RoR Review 20100130 – Revell Star Wars Magnaguard Fighter

Revell Snap Tite Star Warsâ„¢ Magnaguard Fighterâ„¢

Review and photos  by Stephen Wilder

Kit 85-1866

This kit is another pre-decorated snap-assembly kit in the fully-licensed Star Wars™ line from Revell.  It comes in a nicely decorated two-part box (Figure 1), which now features a matching glossy white bottom half as opposed to the more common plain cardboard.

Figure 1
Figure 1

I counted 42 pieces in this kit, not including the stand.  All sprues were bagged separately, and no parts were damaged in my kit. 

As expected from a Snap Tite kit, assembly went quickly.  I was able to build this kit in about 45 minutes, using sprue nippers, a knife, a pair of pliers, and a toothpick (more on that later!). 

An impressive feature of this kit is its paint job.  Multiple shades of purple have been applied by Revell on the main components, including some wild graphics on the upper fuselage.  Detail parts come pre-painted in reds, creams, tans, and grays, leaving only some minor touch-up work for the builder in the paint department.  There are no decals or stickers provided or required.

Assembly was fairly straightforward, though it is somewhat advanced for a skill 1 kit.  Two items push this kit beyond the “beginner” category – assembly step 2 and the number of fine detail pieces.

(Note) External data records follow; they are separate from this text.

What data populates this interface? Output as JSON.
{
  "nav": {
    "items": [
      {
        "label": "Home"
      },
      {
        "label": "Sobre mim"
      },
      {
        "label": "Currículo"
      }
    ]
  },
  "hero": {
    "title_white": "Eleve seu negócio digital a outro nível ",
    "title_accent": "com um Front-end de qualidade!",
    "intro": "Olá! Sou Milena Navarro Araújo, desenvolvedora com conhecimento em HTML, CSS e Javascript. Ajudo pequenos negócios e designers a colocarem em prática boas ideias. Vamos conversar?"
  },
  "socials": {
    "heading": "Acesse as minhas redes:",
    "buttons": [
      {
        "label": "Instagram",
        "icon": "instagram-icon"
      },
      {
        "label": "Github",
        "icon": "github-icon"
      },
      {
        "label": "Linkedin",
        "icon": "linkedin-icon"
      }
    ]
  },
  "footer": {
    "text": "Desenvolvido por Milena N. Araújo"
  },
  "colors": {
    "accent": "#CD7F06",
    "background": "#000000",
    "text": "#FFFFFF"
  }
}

Step 2 is where the canopy is mated with the cockpit.  In this step, four pieces are held together with a pin (part 10).  I had to use a toothpick to complete this step.  In Figure 2, I threaded the toothpick through the canopy, cockpit arms (parts 15 and 13) and the control stand (parts 6 and 9). 

Figure 2

I then pushed the toothpick through the aligned pieces with the pin (part 10), as shown in Figure 3. 

Figure 3

In Figure 4, I completed this step by snapping the pin in place on the canopy. 

Figure 4

The pre-decorated feature has a drawback – the need to touch up the paint job after standard assembly steps.  Most of the sprue attachment points are hidden, but several are located on visible areas of the tail booms and wings.  I don’t have any purple paint to match this craft, so I had to mix some of my own.  To do this, I used blue, red, gray, and white paint, mixing them on a disposable paper plate (see Figures 5 and 6).  I “eyeballed” the color, getting one that was simply close enough. 

Figure 5

Figure 6

I then brushed this custom purple color onto the model only at the sprue attachment points (Figure 7).  The interior of the tail boom intakes were factory painted in a cream color. 

Figure 7

These needed some touch up as well ( see Figure 8 ) – I had some Polly Scale Aged White on hand, which matched this color closely.
Figure 8

Including touch-up painting, I was able to complete this kit in about an hour. 
Figure 9

The finished kit looks rather nice, especially with its intricate paint job.  A two-piece gloss black stand is included, allowing the builder to display the kit in flight.  Piping details (pieces 23-25 and 32-34) add an uncommon level of detail (and complication) for a skill 1 kit.  See Figures 9 through 11 for pictures of the finished kit.
Figure 10

As a side note, this craft is called a Porax-38 class starfighter – WWII aircraft enthusiasts should instantly recognize the P-38 influence!
11_FinishedFigure 11

Finished Dimensions:
Length:  8 3/4″
Wingspan:  8 3/4”
Scale:  Approximately 1:58

Beautiful pre-decorated finish with intricate graphics, good level of detail, nice fit

Complicated step 2 sequence